* Task directions
Exact reproduction of all the data is required, with pictures excluded.

* Source data
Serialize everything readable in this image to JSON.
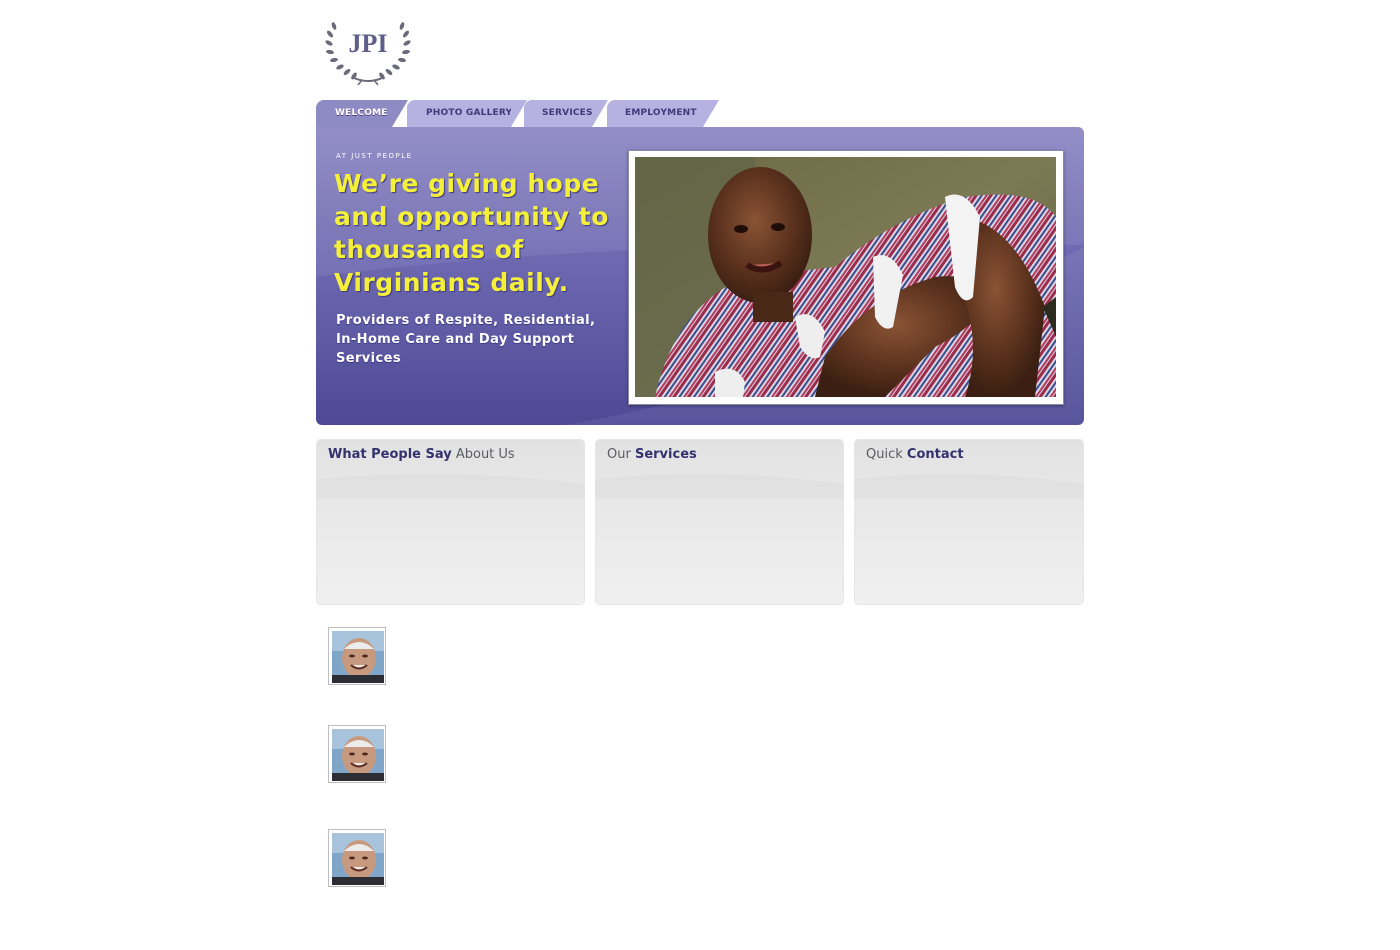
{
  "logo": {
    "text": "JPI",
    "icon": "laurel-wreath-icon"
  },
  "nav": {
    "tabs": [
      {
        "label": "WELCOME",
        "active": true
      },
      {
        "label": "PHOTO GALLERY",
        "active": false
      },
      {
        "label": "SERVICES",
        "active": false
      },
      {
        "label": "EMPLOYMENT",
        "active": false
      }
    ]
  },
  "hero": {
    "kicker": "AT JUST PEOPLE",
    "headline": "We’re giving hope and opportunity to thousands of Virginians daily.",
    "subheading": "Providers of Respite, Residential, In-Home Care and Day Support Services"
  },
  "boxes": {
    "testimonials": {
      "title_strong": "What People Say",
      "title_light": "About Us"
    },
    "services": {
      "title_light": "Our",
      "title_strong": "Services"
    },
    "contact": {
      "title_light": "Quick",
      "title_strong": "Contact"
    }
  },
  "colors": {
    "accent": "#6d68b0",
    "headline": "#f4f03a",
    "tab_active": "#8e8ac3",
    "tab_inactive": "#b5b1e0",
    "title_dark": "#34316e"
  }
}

* Exercise output
Serialize everything readable in this image to JSON.
{
  "logo": {
    "text": "JPI",
    "icon": "laurel-wreath-icon"
  },
  "nav": {
    "tabs": [
      {
        "label": "WELCOME",
        "active": true
      },
      {
        "label": "PHOTO GALLERY",
        "active": false
      },
      {
        "label": "SERVICES",
        "active": false
      },
      {
        "label": "EMPLOYMENT",
        "active": false
      }
    ]
  },
  "hero": {
    "kicker": "AT JUST PEOPLE",
    "headline": "We’re giving hope and opportunity to thousands of Virginians daily.",
    "subheading": "Providers of Respite, Residential, In-Home Care and Day Support Services"
  },
  "boxes": {
    "testimonials": {
      "title_strong": "What People Say",
      "title_light": "About Us"
    },
    "services": {
      "title_light": "Our",
      "title_strong": "Services"
    },
    "contact": {
      "title_light": "Quick",
      "title_strong": "Contact"
    }
  },
  "colors": {
    "accent": "#6d68b0",
    "headline": "#f4f03a",
    "tab_active": "#8e8ac3",
    "tab_inactive": "#b5b1e0",
    "title_dark": "#34316e"
  }
}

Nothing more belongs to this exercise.